#### Data excerpts:
⟨
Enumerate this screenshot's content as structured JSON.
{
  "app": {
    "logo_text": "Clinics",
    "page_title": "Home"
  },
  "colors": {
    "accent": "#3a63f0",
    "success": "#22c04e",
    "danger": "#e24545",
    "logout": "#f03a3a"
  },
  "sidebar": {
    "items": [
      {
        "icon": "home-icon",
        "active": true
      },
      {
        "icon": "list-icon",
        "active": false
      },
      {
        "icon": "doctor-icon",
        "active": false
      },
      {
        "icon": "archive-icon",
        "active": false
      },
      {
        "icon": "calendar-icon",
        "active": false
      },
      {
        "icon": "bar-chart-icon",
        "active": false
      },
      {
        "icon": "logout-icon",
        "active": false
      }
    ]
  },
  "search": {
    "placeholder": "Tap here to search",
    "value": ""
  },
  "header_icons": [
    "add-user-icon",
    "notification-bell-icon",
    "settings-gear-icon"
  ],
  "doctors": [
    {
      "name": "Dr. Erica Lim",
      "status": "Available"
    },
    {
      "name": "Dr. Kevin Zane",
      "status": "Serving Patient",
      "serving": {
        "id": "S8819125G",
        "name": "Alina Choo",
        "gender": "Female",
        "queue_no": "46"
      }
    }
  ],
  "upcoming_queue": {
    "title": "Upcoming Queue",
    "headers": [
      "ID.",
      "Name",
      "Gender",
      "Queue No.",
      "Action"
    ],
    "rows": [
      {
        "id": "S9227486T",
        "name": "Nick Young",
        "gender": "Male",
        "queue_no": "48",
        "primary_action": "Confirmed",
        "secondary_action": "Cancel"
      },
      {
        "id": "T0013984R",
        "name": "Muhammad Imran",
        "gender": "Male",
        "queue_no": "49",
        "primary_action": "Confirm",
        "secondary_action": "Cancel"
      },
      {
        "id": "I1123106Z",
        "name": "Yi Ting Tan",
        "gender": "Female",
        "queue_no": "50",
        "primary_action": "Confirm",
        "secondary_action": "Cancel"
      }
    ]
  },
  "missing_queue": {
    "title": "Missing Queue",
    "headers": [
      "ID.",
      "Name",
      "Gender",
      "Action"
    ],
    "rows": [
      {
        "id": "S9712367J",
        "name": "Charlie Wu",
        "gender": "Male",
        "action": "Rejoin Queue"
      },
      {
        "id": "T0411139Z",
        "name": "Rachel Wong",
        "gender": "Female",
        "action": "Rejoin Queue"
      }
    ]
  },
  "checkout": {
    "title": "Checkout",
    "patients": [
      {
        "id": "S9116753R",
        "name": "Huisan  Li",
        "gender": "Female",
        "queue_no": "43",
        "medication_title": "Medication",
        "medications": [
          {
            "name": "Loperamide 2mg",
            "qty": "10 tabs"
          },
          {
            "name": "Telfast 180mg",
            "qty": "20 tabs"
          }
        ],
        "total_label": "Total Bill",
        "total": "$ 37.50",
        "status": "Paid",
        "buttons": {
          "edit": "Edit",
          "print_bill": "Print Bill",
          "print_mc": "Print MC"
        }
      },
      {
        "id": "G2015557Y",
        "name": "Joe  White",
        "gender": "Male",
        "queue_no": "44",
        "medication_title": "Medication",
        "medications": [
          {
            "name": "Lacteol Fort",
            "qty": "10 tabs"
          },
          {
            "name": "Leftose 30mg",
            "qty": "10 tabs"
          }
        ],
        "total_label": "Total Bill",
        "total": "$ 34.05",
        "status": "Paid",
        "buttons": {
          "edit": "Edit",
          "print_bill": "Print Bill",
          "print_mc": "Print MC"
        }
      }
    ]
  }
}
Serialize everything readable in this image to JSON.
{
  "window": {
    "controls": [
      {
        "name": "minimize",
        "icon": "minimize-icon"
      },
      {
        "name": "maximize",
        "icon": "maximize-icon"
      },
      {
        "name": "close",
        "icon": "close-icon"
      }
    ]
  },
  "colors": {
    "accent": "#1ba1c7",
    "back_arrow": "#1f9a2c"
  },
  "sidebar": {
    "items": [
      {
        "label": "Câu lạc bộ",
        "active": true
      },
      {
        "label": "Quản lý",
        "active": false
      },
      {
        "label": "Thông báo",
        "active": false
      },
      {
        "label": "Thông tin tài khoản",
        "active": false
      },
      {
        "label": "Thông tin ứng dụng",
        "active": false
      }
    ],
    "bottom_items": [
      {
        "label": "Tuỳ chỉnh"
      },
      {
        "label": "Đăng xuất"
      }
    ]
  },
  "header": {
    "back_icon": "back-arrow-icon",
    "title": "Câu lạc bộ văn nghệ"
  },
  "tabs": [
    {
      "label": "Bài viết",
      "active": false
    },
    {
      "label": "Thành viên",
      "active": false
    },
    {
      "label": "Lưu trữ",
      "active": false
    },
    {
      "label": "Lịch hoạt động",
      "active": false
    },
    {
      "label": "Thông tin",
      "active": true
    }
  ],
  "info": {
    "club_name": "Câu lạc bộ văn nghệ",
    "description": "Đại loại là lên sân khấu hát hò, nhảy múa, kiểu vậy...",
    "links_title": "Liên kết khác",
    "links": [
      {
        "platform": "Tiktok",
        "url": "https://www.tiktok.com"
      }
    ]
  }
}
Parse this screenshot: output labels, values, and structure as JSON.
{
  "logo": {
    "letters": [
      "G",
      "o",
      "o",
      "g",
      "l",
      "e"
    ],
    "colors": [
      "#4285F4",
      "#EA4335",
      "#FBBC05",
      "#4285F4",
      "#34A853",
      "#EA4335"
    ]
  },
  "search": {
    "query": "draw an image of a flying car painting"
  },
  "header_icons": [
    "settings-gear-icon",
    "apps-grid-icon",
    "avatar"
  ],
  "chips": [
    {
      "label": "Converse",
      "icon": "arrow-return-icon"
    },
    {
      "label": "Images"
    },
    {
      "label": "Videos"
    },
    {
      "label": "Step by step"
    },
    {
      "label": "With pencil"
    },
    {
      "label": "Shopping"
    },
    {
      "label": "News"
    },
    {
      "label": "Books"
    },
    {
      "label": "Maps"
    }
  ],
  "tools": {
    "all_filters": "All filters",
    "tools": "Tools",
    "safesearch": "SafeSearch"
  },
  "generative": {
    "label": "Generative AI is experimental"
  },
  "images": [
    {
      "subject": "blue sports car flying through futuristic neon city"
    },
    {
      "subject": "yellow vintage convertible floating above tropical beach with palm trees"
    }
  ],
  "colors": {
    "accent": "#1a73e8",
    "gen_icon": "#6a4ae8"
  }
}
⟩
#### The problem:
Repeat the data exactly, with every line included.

#### Response to the task:
Enumerate this screenshot's content as structured JSON.
{
  "app": {
    "logo_text": "Clinics",
    "page_title": "Home"
  },
  "colors": {
    "accent": "#3a63f0",
    "success": "#22c04e",
    "danger": "#e24545",
    "logout": "#f03a3a"
  },
  "sidebar": {
    "items": [
      {
        "icon": "home-icon",
        "active": true
      },
      {
        "icon": "list-icon",
        "active": false
      },
      {
        "icon": "doctor-icon",
        "active": false
      },
      {
        "icon": "archive-icon",
        "active": false
      },
      {
        "icon": "calendar-icon",
        "active": false
      },
      {
        "icon": "bar-chart-icon",
        "active": false
      },
      {
        "icon": "logout-icon",
        "active": false
      }
    ]
  },
  "search": {
    "placeholder": "Tap here to search",
    "value": ""
  },
  "header_icons": [
    "add-user-icon",
    "notification-bell-icon",
    "settings-gear-icon"
  ],
  "doctors": [
    {
      "name": "Dr. Erica Lim",
      "status": "Available"
    },
    {
      "name": "Dr. Kevin Zane",
      "status": "Serving Patient",
      "serving": {
        "id": "S8819125G",
        "name": "Alina Choo",
        "gender": "Female",
        "queue_no": "46"
      }
    }
  ],
  "upcoming_queue": {
    "title": "Upcoming Queue",
    "headers": [
      "ID.",
      "Name",
      "Gender",
      "Queue No.",
      "Action"
    ],
    "rows": [
      {
        "id": "S9227486T",
        "name": "Nick Young",
        "gender": "Male",
        "queue_no": "48",
        "primary_action": "Confirmed",
        "secondary_action": "Cancel"
      },
      {
        "id": "T0013984R",
        "name": "Muhammad Imran",
        "gender": "Male",
        "queue_no": "49",
        "primary_action": "Confirm",
        "secondary_action": "Cancel"
      },
      {
        "id": "I1123106Z",
        "name": "Yi Ting Tan",
        "gender": "Female",
        "queue_no": "50",
        "primary_action": "Confirm",
        "secondary_action": "Cancel"
      }
    ]
  },
  "missing_queue": {
    "title": "Missing Queue",
    "headers": [
      "ID.",
      "Name",
      "Gender",
      "Action"
    ],
    "rows": [
      {
        "id": "S9712367J",
        "name": "Charlie Wu",
        "gender": "Male",
        "action": "Rejoin Queue"
      },
      {
        "id": "T0411139Z",
        "name": "Rachel Wong",
        "gender": "Female",
        "action": "Rejoin Queue"
      }
    ]
  },
  "checkout": {
    "title": "Checkout",
    "patients": [
      {
        "id": "S9116753R",
        "name": "Huisan  Li",
        "gender": "Female",
        "queue_no": "43",
        "medication_title": "Medication",
        "medications": [
          {
            "name": "Loperamide 2mg",
            "qty": "10 tabs"
          },
          {
            "name": "Telfast 180mg",
            "qty": "20 tabs"
          }
        ],
        "total_label": "Total Bill",
        "total": "$ 37.50",
        "status": "Paid",
        "buttons": {
          "edit": "Edit",
          "print_bill": "Print Bill",
          "print_mc": "Print MC"
        }
      },
      {
        "id": "G2015557Y",
        "name": "Joe  White",
        "gender": "Male",
        "queue_no": "44",
        "medication_title": "Medication",
        "medications": [
          {
            "name": "Lacteol Fort",
            "qty": "10 tabs"
          },
          {
            "name": "Leftose 30mg",
            "qty": "10 tabs"
          }
        ],
        "total_label": "Total Bill",
        "total": "$ 34.05",
        "status": "Paid",
        "buttons": {
          "edit": "Edit",
          "print_bill": "Print Bill",
          "print_mc": "Print MC"
        }
      }
    ]
  }
}
Serialize everything readable in this image to JSON.
{
  "window": {
    "controls": [
      {
        "name": "minimize",
        "icon": "minimize-icon"
      },
      {
        "name": "maximize",
        "icon": "maximize-icon"
      },
      {
        "name": "close",
        "icon": "close-icon"
      }
    ]
  },
  "colors": {
    "accent": "#1ba1c7",
    "back_arrow": "#1f9a2c"
  },
  "sidebar": {
    "items": [
      {
        "label": "Câu lạc bộ",
        "active": true
      },
      {
        "label": "Quản lý",
        "active": false
      },
      {
        "label": "Thông báo",
        "active": false
      },
      {
        "label": "Thông tin tài khoản",
        "active": false
      },
      {
        "label": "Thông tin ứng dụng",
        "active": false
      }
    ],
    "bottom_items": [
      {
        "label": "Tuỳ chỉnh"
      },
      {
        "label": "Đăng xuất"
      }
    ]
  },
  "header": {
    "back_icon": "back-arrow-icon",
    "title": "Câu lạc bộ văn nghệ"
  },
  "tabs": [
    {
      "label": "Bài viết",
      "active": false
    },
    {
      "label": "Thành viên",
      "active": false
    },
    {
      "label": "Lưu trữ",
      "active": false
    },
    {
      "label": "Lịch hoạt động",
      "active": false
    },
    {
      "label": "Thông tin",
      "active": true
    }
  ],
  "info": {
    "club_name": "Câu lạc bộ văn nghệ",
    "description": "Đại loại là lên sân khấu hát hò, nhảy múa, kiểu vậy...",
    "links_title": "Liên kết khác",
    "links": [
      {
        "platform": "Tiktok",
        "url": "https://www.tiktok.com"
      }
    ]
  }
}
Parse this screenshot: output labels, values, and structure as JSON.
{
  "logo": {
    "letters": [
      "G",
      "o",
      "o",
      "g",
      "l",
      "e"
    ],
    "colors": [
      "#4285F4",
      "#EA4335",
      "#FBBC05",
      "#4285F4",
      "#34A853",
      "#EA4335"
    ]
  },
  "search": {
    "query": "draw an image of a flying car painting"
  },
  "header_icons": [
    "settings-gear-icon",
    "apps-grid-icon",
    "avatar"
  ],
  "chips": [
    {
      "label": "Converse",
      "icon": "arrow-return-icon"
    },
    {
      "label": "Images"
    },
    {
      "label": "Videos"
    },
    {
      "label": "Step by step"
    },
    {
      "label": "With pencil"
    },
    {
      "label": "Shopping"
    },
    {
      "label": "News"
    },
    {
      "label": "Books"
    },
    {
      "label": "Maps"
    }
  ],
  "tools": {
    "all_filters": "All filters",
    "tools": "Tools",
    "safesearch": "SafeSearch"
  },
  "generative": {
    "label": "Generative AI is experimental"
  },
  "images": [
    {
      "subject": "blue sports car flying through futuristic neon city"
    },
    {
      "subject": "yellow vintage convertible floating above tropical beach with palm trees"
    }
  ],
  "colors": {
    "accent": "#1a73e8",
    "gen_icon": "#6a4ae8"
  }
}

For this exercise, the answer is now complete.